It’s built from concrete slabs joined by expansion gaps, most of which have shifted and subsided over the years. It takes any car with marginal ride quality and turns it into a jolting, bump-thumping impact box that makes you curse the road builders who’ve clearly never been to Germany, the car’s suspension engineers and pretty much anyone else in earshot.

Part of my frustration stems from the fact that the base-model diesel Qashqai I spent the first three months in surfed over this road with well-isolated ease, blotting up the sharp edges with muted thuds that never intruded into the cabin.

It rolled on 17-inch wheels with chubby 65-aspect sidewalls. This top-spec Ti, as I’ve previously mentioned, runs 19-inch 45-series Continentals, and they’re clearly a step too far for anyone who regularly drives on anything short of billiard-table roads.

They also give the car a more heavy-footed feel, as if there’s extra unsprung weight hanging off each corner, and the suspension struggles to keep up over any stretch of lumpy and patched bitumen taken at suburban speeds.

The result is an incessant jiggling, hammering and steering shimmying that can be both intrusive and irritating, yet not evident on the base-model’s 17s.

Nissan -Qashqai -SUV-rear -sideBut enough moaning, because in just about all other areas, the Qashqai slotted into the family-hauler role sweetly. The atmo 2.0-litre is not torque-rich compared to the oppositions’ turbos, but sensible gearing and the CVT managed to harness what it had, and I and my battered licence points rarely found ourselves screaming for more grunt.

Likewise, the packaging proved near perfect for my needs. With rear seats folded and the front passenger’s seat moved slightly forward, it swallowed my bicycle with no wheel removal required, and there was still ample room for an oversized gear bag and the usual other bits of crap I carry over the weekend.

Read more: Which car makes best use of its boot space?

The vast panorama roof’s blind was always requested to be open when my teenage daughter and her friends rode back there, with the consensus that it made the space, “like, way more airy… and stuff.” Even if bright sunlight did impact on the legibility of her smartphone, which now appears to be fused to the palm of her hand via an operation I don’t remember being told about.

The Qashqai’s slated replacement is a Hyundai Tucson, in diesel Highlander trim, no doubt promising lower consumption than the petrol Nissan, and hopefully, less conflict issues with Pittwater Road.

Nissan -Qashqai -SUV-wheelsMachine-finished 19s and Continental rubber (below right) raised visuals and grip levels, but hated sharp edges and broken bitumen. 

Rolling form over function

Several of Wheels’ more pragmatic journos have, over the years, written at length about how the steady increase in wheel size (and a corresponding drop in tyre sidewall) is buggering ride quality.

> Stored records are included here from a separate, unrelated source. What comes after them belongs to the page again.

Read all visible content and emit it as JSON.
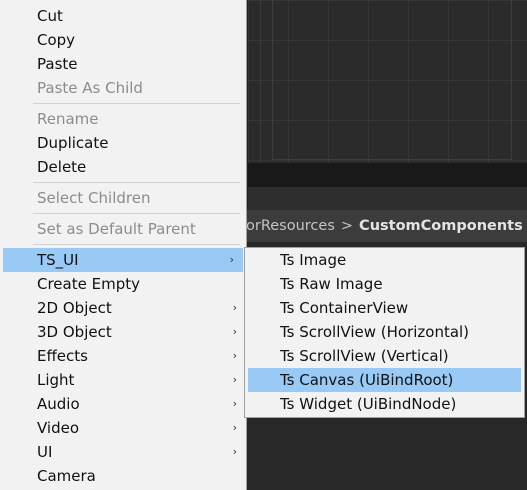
{
  "breadcrumb": {
    "prev": "orResources",
    "separator": ">",
    "current": "CustomComponents"
  },
  "context_menu": {
    "items": [
      {
        "label": "Cut",
        "enabled": true
      },
      {
        "label": "Copy",
        "enabled": true
      },
      {
        "label": "Paste",
        "enabled": true
      },
      {
        "label": "Paste As Child",
        "enabled": false
      },
      {
        "label": "Rename",
        "enabled": false
      },
      {
        "label": "Duplicate",
        "enabled": true
      },
      {
        "label": "Delete",
        "enabled": true
      },
      {
        "label": "Select Children",
        "enabled": false
      },
      {
        "label": "Set as Default Parent",
        "enabled": false
      },
      {
        "label": "TS_UI",
        "submenu": true,
        "highlighted": true
      },
      {
        "label": "Create Empty"
      },
      {
        "label": "2D Object",
        "submenu": true
      },
      {
        "label": "3D Object",
        "submenu": true
      },
      {
        "label": "Effects",
        "submenu": true
      },
      {
        "label": "Light",
        "submenu": true
      },
      {
        "label": "Audio",
        "submenu": true
      },
      {
        "label": "Video",
        "submenu": true
      },
      {
        "label": "UI",
        "submenu": true
      },
      {
        "label": "Camera"
      }
    ],
    "arrow_glyph": "›"
  },
  "submenu": {
    "items": [
      {
        "label": "Ts Image"
      },
      {
        "label": "Ts Raw Image"
      },
      {
        "label": "Ts ContainerView"
      },
      {
        "label": "Ts ScrollView (Horizontal)"
      },
      {
        "label": "Ts ScrollView (Vertical)"
      },
      {
        "label": "Ts Canvas (UiBindRoot)",
        "highlighted": true
      },
      {
        "label": "Ts Widget (UiBindNode)"
      }
    ]
  },
  "colors": {
    "highlight": "#99c9f5",
    "menu_bg": "#f2f2f2",
    "disabled_text": "#8c8c8c"
  }
}
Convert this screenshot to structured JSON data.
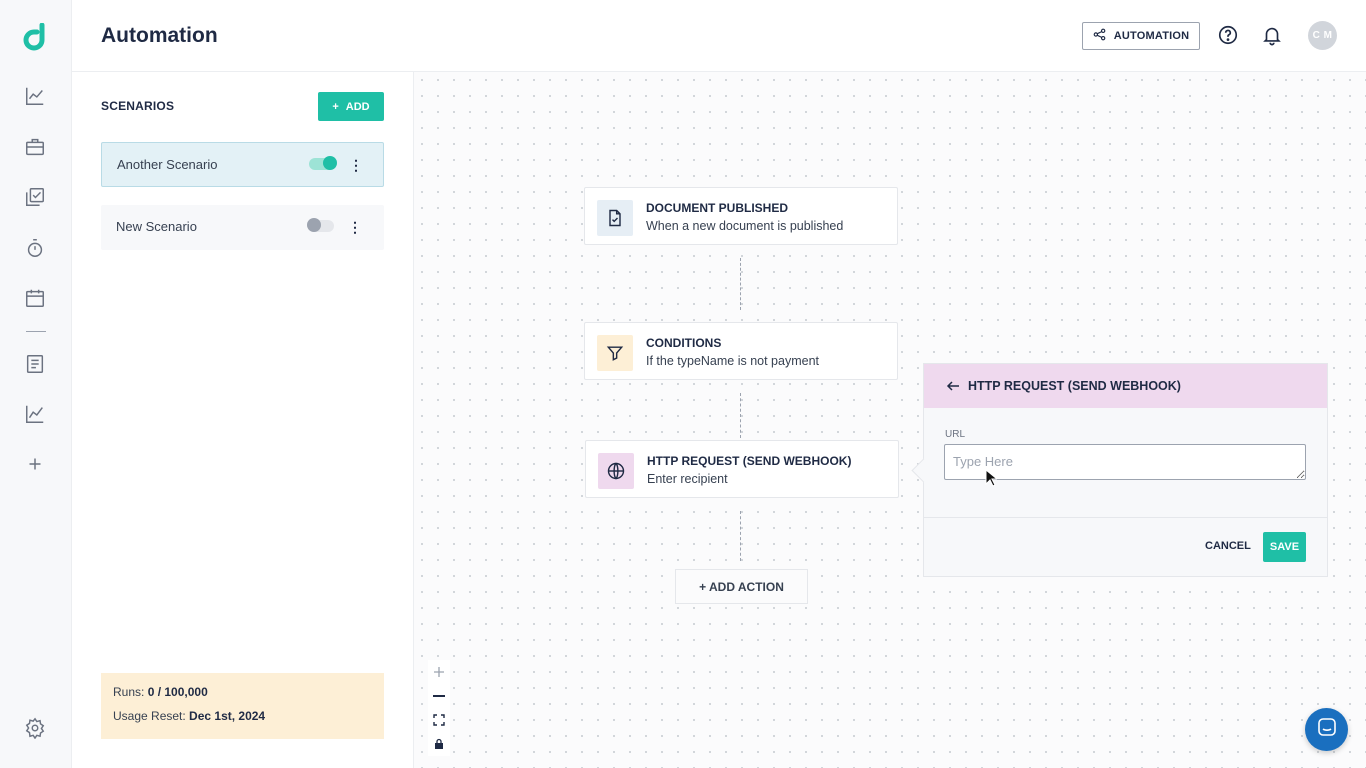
{
  "header": {
    "title": "Automation",
    "automation_button": "AUTOMATION",
    "avatar_initials": "C M"
  },
  "scenarios": {
    "title": "SCENARIOS",
    "add_label": "ADD",
    "items": [
      {
        "name": "Another Scenario",
        "enabled": true
      },
      {
        "name": "New Scenario",
        "enabled": false
      }
    ],
    "usage": {
      "runs_label": "Runs:",
      "runs_value": "0 / 100,000",
      "reset_label": "Usage Reset:",
      "reset_value": "Dec 1st, 2024"
    }
  },
  "flow": {
    "nodes": [
      {
        "title": "DOCUMENT PUBLISHED",
        "subtitle": "When a new document is published",
        "icon": "document-check-icon",
        "color": "#e6eef5"
      },
      {
        "title": "CONDITIONS",
        "subtitle": "If the typeName is not payment",
        "icon": "filter-icon",
        "color": "#fdefd6"
      },
      {
        "title": "HTTP REQUEST (SEND WEBHOOK)",
        "subtitle": "Enter recipient",
        "icon": "globe-icon",
        "color": "#efd9ee"
      }
    ],
    "add_action_label": "+ ADD ACTION"
  },
  "config_panel": {
    "title": "HTTP REQUEST (SEND WEBHOOK)",
    "url_label": "URL",
    "url_value": "",
    "url_placeholder": "Type Here",
    "cancel_label": "CANCEL",
    "save_label": "SAVE"
  },
  "colors": {
    "accent": "#1fbfa6",
    "chat": "#1a6fbf"
  }
}
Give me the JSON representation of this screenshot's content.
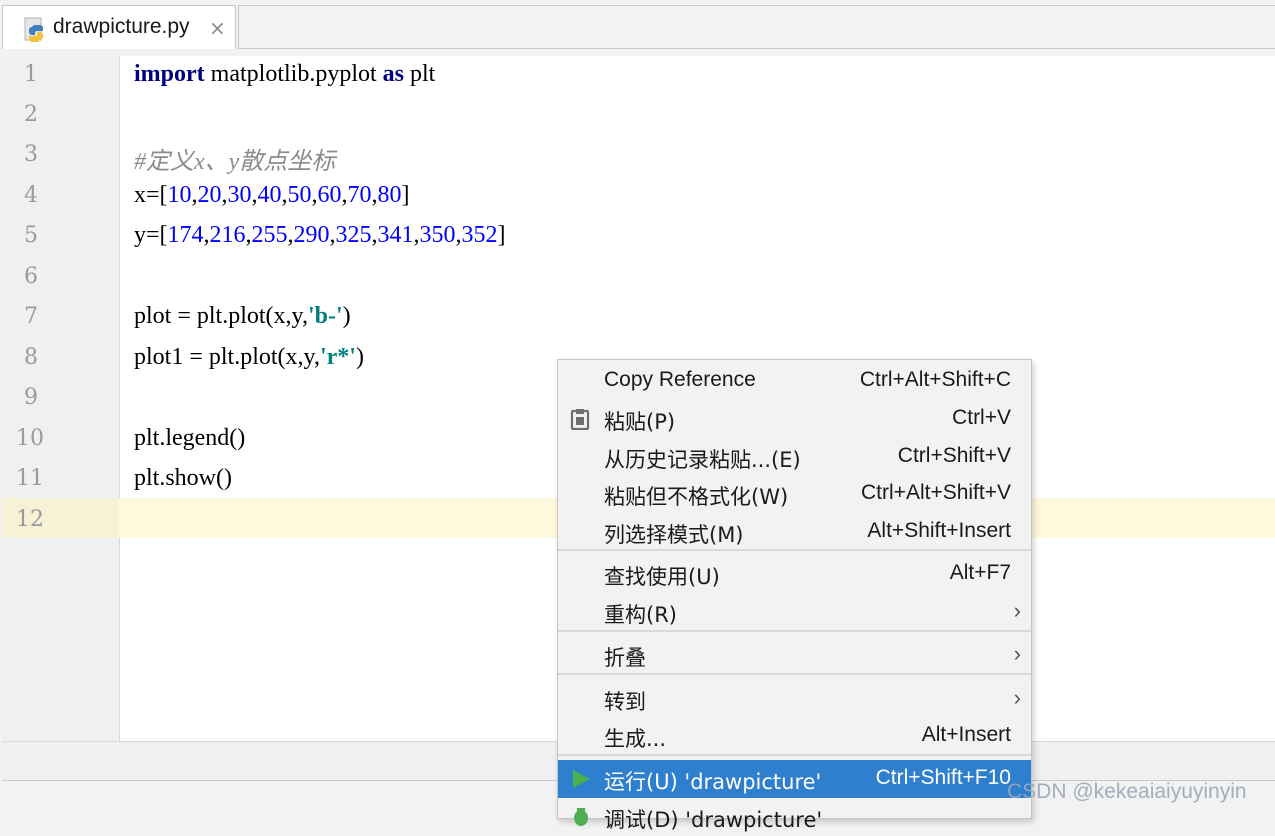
{
  "tab": {
    "title": "drawpicture.py",
    "close_symbol": "×",
    "icon": "python-file-icon"
  },
  "editor": {
    "line_numbers": [
      "1",
      "2",
      "3",
      "4",
      "5",
      "6",
      "7",
      "8",
      "9",
      "10",
      "11",
      "12"
    ],
    "current_line": "12",
    "code": {
      "l1_kw1": "import",
      "l1_mod": " matplotlib.pyplot ",
      "l1_kw2": "as",
      "l1_alias": " plt",
      "l3_comment": "#定义x、y散点坐标",
      "l4_prefix": "x=[",
      "l4_vals": [
        "10",
        "20",
        "30",
        "40",
        "50",
        "60",
        "70",
        "80"
      ],
      "l4_suffix": "]",
      "l5_prefix": "y=[",
      "l5_vals": [
        "174",
        "216",
        "255",
        "290",
        "325",
        "341",
        "350",
        "352"
      ],
      "l5_suffix": "]",
      "l7_pre": "plot = plt.plot(x,y,",
      "l7_str": "'b-'",
      "l7_post": ")",
      "l8_pre": "plot1 = plt.plot(x,y,",
      "l8_str": "'r*'",
      "l8_post": ")",
      "l10": "plt.legend()",
      "l11": "plt.show()"
    },
    "colors": {
      "keyword": "#000080",
      "number": "#0000ff",
      "comment": "#8c8c8c",
      "string": "#008080",
      "current_line_bg": "#fef8dc"
    }
  },
  "context_menu": {
    "items": [
      {
        "label": "Copy Reference",
        "shortcut": "Ctrl+Alt+Shift+C"
      },
      {
        "label": "粘贴(P)",
        "shortcut": "Ctrl+V",
        "icon": "clipboard-icon"
      },
      {
        "label": "从历史记录粘贴...(E)",
        "shortcut": "Ctrl+Shift+V"
      },
      {
        "label": "粘贴但不格式化(W)",
        "shortcut": "Ctrl+Alt+Shift+V"
      },
      {
        "label": "列选择模式(M)",
        "shortcut": "Alt+Shift+Insert"
      },
      {
        "label": "查找使用(U)",
        "shortcut": "Alt+F7"
      },
      {
        "label": "重构(R)",
        "submenu": true
      },
      {
        "label": "折叠",
        "submenu": true
      },
      {
        "label": "转到",
        "submenu": true
      },
      {
        "label": "生成...",
        "shortcut": "Alt+Insert"
      },
      {
        "label": "运行(U) 'drawpicture'",
        "shortcut": "Ctrl+Shift+F10",
        "icon": "run-icon",
        "selected": true
      },
      {
        "label": "调试(D) 'drawpicture'",
        "icon": "debug-icon"
      }
    ],
    "submenu_arrow": "›",
    "selected_color": "#2f7fcf"
  },
  "watermark": "CSDN @kekeaiaiyuyinyin"
}
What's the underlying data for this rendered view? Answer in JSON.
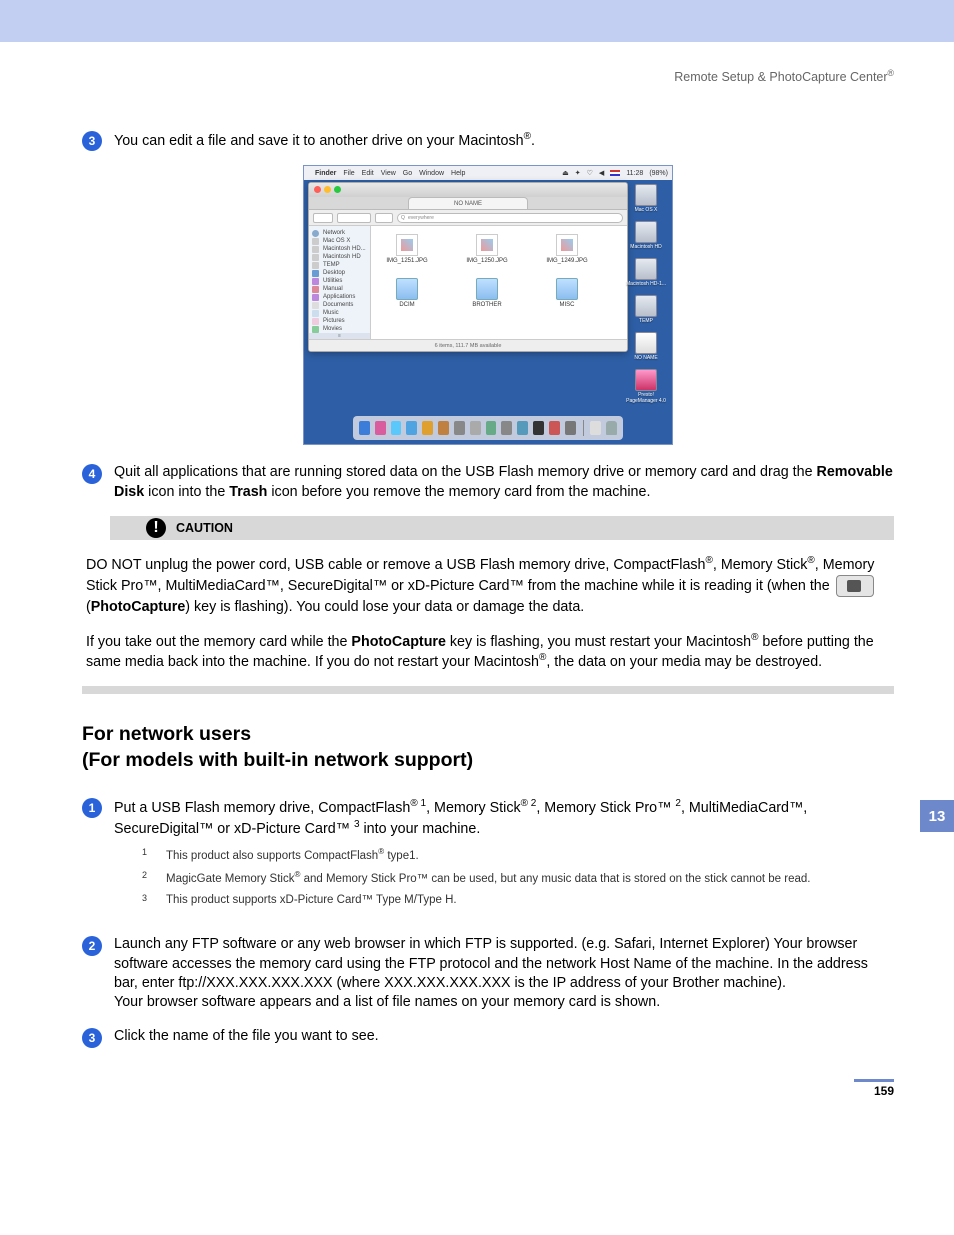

Designers start their sketches with massive wheels filling the arches, while product planners and marketing types are only too happy to see big wheels on the options list, and fitted to cars in the showroom to sex up the offering.

Spare a thought for the suspension engineers who are expected to come up with a single spring and damper setting that works with tyre sidewalls ranging from bread-box high to liquorice strips.

These days, wheel diameters on some small cars can start at 15-inch, and top out at 18. Similar story, larger sizes for SUVs, most of which spend their lives trundling around suburbs and cities, rarely getting pushed anywhere near the limits of adhesion. So yes, big wheels/low-profile rubber are a fashion accessory that really can take a toll on liveability.


Nissan Qashqai Ti
Price as tested: $35,490
Part 3: 789km @ 12.8L/100km
Overall: 2109km @ 12.9L/100km
Odometer: 3983km
Date acquired: August 2015